A journalist recently asked me, ‘How would you define yourself?’ It wasn’t quite the existential question that it first appears. What they meant was more like ‘ please sum up, in a few words and in a way that’s relevant to what we are talking about in this interview, what you are all about’. In this case, it was ‘author and cancer blogger’. For other interviews it’s been: cancer survivor, cancer fighter, cancer writer, inspirational cancer blogger… the list goes on. (Journalists don’t always give you the luxury of making your own definition, so I wouldn’t necessarily have endorsed all of these – you can probably tell which ones I don’t like…)
The question of defining ourselves is one I find myself returning to over and over. Partly, I think, because the time is coming when I need to make some changes (of which more anon). And partly because, once the ‘publish’ button is pressed, that definition of you is there forever. So once someone has written about me as ‘bravely battling cancer’ that definition sticks to me, no matter how little I like the definition.
For a while, cancer did define me. The way I slept, dressed, ate, looked, felt, the way I behaved, the things I did with my time, all happened within the limits put down by my dance with cancer. That’s not the case any more. There are days when cancer comes to the fore, when I’m speaking about it, or when I’m having a check-up. On other days, I am a mostly defined by my work as a writer; or a trainer. I’m always a mother, a wife, a daughter, a friend.

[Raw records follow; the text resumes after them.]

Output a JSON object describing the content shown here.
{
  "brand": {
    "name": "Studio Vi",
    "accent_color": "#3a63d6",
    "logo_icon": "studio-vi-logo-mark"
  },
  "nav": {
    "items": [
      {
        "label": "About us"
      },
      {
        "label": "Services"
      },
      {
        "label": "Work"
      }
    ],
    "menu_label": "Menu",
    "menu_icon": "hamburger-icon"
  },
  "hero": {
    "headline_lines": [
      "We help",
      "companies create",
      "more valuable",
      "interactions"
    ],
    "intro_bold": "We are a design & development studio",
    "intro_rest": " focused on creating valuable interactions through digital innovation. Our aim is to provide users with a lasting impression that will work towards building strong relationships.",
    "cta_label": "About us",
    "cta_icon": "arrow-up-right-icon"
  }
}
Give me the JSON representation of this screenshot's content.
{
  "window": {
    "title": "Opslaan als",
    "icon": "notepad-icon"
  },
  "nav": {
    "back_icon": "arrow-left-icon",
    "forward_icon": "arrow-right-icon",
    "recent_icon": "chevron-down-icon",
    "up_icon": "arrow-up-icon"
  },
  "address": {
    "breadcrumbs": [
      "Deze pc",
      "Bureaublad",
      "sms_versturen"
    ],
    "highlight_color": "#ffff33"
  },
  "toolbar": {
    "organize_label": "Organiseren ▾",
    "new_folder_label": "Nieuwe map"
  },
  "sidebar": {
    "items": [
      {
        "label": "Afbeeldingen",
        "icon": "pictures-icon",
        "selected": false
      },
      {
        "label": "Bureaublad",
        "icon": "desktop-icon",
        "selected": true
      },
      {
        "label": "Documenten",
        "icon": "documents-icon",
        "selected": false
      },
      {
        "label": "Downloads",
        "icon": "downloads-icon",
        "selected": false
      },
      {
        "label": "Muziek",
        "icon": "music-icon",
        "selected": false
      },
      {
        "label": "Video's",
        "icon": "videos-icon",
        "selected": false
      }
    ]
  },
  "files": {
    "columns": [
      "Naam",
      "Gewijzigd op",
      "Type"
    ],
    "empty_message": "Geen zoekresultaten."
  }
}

Over and above those deep identities created by love, loyalty and belonging, now the way I define myself alters according to the moment, the job, the mood, and the person I’m with. (There are people to whom I am, and will always be, a brave little soldier fighting cancer, and there’s not a lot I can do to change that, apart from refusing to engage with their version of me.) Of course, a lot of the time I’m far too busy doing whatever it is I’m doing to worry about definitions at all, and I guess that’s the best way.